the fundamentalists are sincere about their intentions. It is the subtle jihads and crusades that more respected establishments embark on that should worry us. It is change that causes all of this to disappear. It is change, which would gradually put an end to this “license to damage”. There is so much change already, though. Much change from what things were like before. This is why I consider that all I am accomplishing in this article is stating the obvious. Religious people now, are a different religious sort of people. It is composed of nitpickers (an action, which they have been indirectly forced to resort to, given that not enough change has happened yet), and average, good, happy people who use the best parts of their religion and adhere the good parts from it to their lives. Average people. This is why I repeat: I have never a model catholic, nor do I think I ever will. It is much too difficult to be one. Even the “model Catholics” are not really 100% model Catholics. However, it is the “un-model” Catholics within the Church that have cause the greatest of benefits. The most unexpected of candidates, has now been revealed: Mother Teresa. It has been revealed, through a set of personal letters, that Mother Teresa expressed her struggling with her work, her faith and even her doubt of God’s existence. There has been debate as to why she had these doubts, and what these really meant. Religious folk say one thing, and non-religious folk, obviously say another thing. I believe that the simple existence of these letters (most of which were preserved, against the deceased’s wish that they be destroyed) show, how a good, honest woman, struggled with the same issues most of us do, yet, never gave up and kept on going.

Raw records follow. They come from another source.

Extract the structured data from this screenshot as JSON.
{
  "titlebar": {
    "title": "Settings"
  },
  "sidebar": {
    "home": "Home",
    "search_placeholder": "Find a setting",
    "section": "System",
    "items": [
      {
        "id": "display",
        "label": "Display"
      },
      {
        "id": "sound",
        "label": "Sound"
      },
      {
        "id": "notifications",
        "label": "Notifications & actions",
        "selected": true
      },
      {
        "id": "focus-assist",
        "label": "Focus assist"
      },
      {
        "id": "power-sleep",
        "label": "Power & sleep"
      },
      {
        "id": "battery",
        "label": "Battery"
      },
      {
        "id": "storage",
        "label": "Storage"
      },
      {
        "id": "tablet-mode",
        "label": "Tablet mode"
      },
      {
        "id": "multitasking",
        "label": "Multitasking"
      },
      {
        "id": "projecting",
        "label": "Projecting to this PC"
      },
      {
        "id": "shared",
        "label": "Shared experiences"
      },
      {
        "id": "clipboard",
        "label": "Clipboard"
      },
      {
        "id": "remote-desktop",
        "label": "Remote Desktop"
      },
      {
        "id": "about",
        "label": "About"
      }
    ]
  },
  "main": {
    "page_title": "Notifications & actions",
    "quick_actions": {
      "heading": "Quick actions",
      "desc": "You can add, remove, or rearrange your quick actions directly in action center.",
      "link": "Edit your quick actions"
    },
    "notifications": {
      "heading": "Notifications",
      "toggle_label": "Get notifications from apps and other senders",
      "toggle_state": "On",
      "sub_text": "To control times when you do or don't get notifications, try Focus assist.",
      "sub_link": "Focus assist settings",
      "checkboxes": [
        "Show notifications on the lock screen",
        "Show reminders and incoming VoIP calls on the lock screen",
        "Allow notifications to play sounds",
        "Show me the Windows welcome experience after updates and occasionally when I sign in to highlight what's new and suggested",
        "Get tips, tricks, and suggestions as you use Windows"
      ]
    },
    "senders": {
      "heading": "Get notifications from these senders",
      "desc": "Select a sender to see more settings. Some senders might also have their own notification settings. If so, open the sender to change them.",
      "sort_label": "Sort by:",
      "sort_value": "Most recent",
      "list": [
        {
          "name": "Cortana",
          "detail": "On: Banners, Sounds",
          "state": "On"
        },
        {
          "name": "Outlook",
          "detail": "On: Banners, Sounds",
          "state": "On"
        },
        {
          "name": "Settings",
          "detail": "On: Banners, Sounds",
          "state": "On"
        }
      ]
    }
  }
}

I personally believe that without this “Crisis of Faith”, the world would have lost one of its much-missed champions for life. It was this "Crisis" that promoted her purpose-driven actions. Her undying hunger for world peace and love was reflected on her own personal hunger for answers, something, which, in the end, only made her stronger. Not weaker. Here is the link to the full article: http://www.time.com/time/world/article/0,8599,1655415,00.html